Mannequin with Nerd Dress

The mannequin is even wearing a tank-style mini-dress with a bright pink and purple pattern the emulates a box of Nerds, while sporting a pink wig and holding a Pusheen backpack. You’re not buying candy, you are buying an image.  How cool is she? Answer: so cool. Nerd Cool. You can buy the jumbo box of Nerds candy (which will take you one human lifetime to eat) and the Pusheen backpack at It’s Sugar. The Nerds Dress is sold as a part of a “Nerd Girl” Halloween Costume at Walmart.

Modern Art Monday Presents: The Death Of Orpheus By Jean Delville

The Death Of Orpheus
Photo By Gail

The Belgian artist Jean Delville (1867 – 1953) was among the participating artists that feverishly shared Josephin Peladan’s beliefs in the spiritual power of art.  Delville exhibited in the first four Salons de la Rose+Croix, earning particular admiration in 1894 for The Death Of Orpheus (1893). During the 19th century, Orpheus, the supernaturally talented poet of classical Western mythology, was a popular paradigm for the artist as enchanter, seer, and martyr whose creations transcend death. In one myth, after Orpheus is dismembered by wild female followers of Dionysus — the god of wine, fertility and madness — his head floats downriver, still singing, and becomes an oracle. Orpheus’s androgynous features, reportedly modeled after the artist’s wife, manifest the Symbolist belief in androgynes as ideal beings that represent the synthesis of opposites into a beautiful and perfect whole.

Photographed as part of the exhibit Mystical Symbolism: The Salon de la Rose+Croix in Paris, 1892–1897, at the Guggenheim Museum in NYC.

Video Clip of The Week: The Shins, “Half a Million”

Hey what’s up? Summer is on the way out (Wha!) and I’m in the lovely Berkshires for the weekend, relaxing as much as possible, and eating almost non-stop. Which means that this week’s awesome jam, “Half a Million” from The Shins, is just going to be presented here without much comment. Maybe I’ll come back and add some insightful commentary later. But probably not. “Half a Million” can be found on The Shins fifth album, Heartworms, which is out now. Enjoy!

The Shins Album Art

Pink Thing of The Day: Pink Medieval Child’s Dress

Pink Medieval Child Dress
All Photos By Gail

If you have a young daughter whose heart’s desire is to be a medieval fairy princess for Halloween, you can pick up this very lovely period costume in the gift shop at the Cloisters Museum in Upper Manhattan! Floral Headwreaths are sold separately!

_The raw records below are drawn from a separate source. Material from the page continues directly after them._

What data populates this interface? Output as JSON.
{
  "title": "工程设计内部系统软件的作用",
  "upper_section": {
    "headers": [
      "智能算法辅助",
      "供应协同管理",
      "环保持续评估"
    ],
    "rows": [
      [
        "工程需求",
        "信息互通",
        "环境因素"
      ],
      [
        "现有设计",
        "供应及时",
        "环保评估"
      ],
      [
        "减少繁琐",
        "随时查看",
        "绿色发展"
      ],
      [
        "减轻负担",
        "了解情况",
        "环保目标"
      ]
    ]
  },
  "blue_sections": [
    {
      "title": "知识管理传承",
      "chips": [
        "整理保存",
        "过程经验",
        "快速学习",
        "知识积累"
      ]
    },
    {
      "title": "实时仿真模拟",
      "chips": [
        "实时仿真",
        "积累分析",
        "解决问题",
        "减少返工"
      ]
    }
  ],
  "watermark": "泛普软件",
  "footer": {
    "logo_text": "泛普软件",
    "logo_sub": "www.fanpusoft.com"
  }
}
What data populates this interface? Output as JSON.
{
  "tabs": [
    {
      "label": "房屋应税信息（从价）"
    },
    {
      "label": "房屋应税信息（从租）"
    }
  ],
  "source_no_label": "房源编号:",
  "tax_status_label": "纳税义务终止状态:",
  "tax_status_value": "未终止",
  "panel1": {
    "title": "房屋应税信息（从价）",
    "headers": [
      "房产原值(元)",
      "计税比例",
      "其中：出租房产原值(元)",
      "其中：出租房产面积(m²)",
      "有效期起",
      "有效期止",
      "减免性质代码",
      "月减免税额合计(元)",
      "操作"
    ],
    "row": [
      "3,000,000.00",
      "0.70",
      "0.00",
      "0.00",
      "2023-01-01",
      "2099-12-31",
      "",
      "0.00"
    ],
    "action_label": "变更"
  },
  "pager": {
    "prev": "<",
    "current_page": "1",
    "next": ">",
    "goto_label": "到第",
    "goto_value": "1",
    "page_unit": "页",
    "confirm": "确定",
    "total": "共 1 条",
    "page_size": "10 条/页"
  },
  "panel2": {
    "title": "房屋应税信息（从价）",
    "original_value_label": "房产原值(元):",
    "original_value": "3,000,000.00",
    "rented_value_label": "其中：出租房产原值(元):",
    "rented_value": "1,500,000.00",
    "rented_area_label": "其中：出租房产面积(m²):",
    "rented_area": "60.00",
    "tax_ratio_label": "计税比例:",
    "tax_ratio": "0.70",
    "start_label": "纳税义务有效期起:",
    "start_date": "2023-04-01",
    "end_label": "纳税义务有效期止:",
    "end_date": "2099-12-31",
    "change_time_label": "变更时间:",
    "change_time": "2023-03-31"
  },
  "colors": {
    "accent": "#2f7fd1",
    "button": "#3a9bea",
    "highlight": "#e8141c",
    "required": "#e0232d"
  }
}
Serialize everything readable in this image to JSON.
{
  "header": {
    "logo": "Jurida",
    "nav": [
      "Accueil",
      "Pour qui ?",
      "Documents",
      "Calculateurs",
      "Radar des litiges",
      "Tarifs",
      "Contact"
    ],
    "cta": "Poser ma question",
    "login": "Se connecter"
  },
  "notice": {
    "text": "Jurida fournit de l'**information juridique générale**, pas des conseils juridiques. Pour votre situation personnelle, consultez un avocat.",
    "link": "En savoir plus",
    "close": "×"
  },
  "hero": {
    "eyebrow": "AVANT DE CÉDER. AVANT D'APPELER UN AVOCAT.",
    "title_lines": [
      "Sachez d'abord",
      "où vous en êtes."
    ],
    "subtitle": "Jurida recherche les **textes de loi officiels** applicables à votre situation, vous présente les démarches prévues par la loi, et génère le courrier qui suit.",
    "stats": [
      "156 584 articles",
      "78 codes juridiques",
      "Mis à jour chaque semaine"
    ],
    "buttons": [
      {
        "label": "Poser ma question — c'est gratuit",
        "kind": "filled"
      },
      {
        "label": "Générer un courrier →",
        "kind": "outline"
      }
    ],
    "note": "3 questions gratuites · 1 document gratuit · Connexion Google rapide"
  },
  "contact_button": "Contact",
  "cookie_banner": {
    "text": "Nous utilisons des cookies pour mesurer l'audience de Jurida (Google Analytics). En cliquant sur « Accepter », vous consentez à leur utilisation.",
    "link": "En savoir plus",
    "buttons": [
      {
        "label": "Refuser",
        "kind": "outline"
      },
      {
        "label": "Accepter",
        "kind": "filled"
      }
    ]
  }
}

Pink Medieval Child Dress

Jonathan Borofsky’s Human Structures at Plaza 33, Penn Station

Human Structures
All Photos By Gail

We were just arriving for a fun press event at The Pennsy Food Hall in Penn Plaza, just out front of Madison Square Garden, when I spotted this fantastic, towering public art work by Jonathan Borofsky. Entitled Human Structures, the sculpture sits where Roy Lichtenstein’s Brushstroke Group sculpture previously stood. Human Structures closely resembles a tower of colorful, interlocking paper dolls. I like it.

Human Structures Detail

Aside from its obvious purpose as  selfie-magnet, Human Structures is part of Plaza33 Inc’s efforts to turn the no-man’s land outside of Penn Station into a welcoming pedestrian plaza hosting seasonal live music and performances.

Human Structures

Jonathan Borofsky’s Human Structures can be found at Plaza 33, on the East side of 33rd Street between 7th and 8th Avenues, in NYC.

Human Structures

Eye on Design: DCW Side Chair By Charles and Ray Eames

DCW Side Chair
Photos By Gail

This modern and affordable dining-room chair was designed by the American husband-and-wife team Charles and Ray Eames. Built after an exhaustive period of testing, the different parts of the chair were fabricated using heat and pressure to bend the plywood. The DCW Side Chair (1946) was lauded for being both ergonomic and comfortable

The Eames‘ pioneering use of new materials and technologies transformed the way people decorated their homes, introducing functional, affordable, and often highly sculptural objects and furnishings to so many middle-class Americans.

Photographed in the Metropolitan Museum of Art in NYC.

DCW Side Chair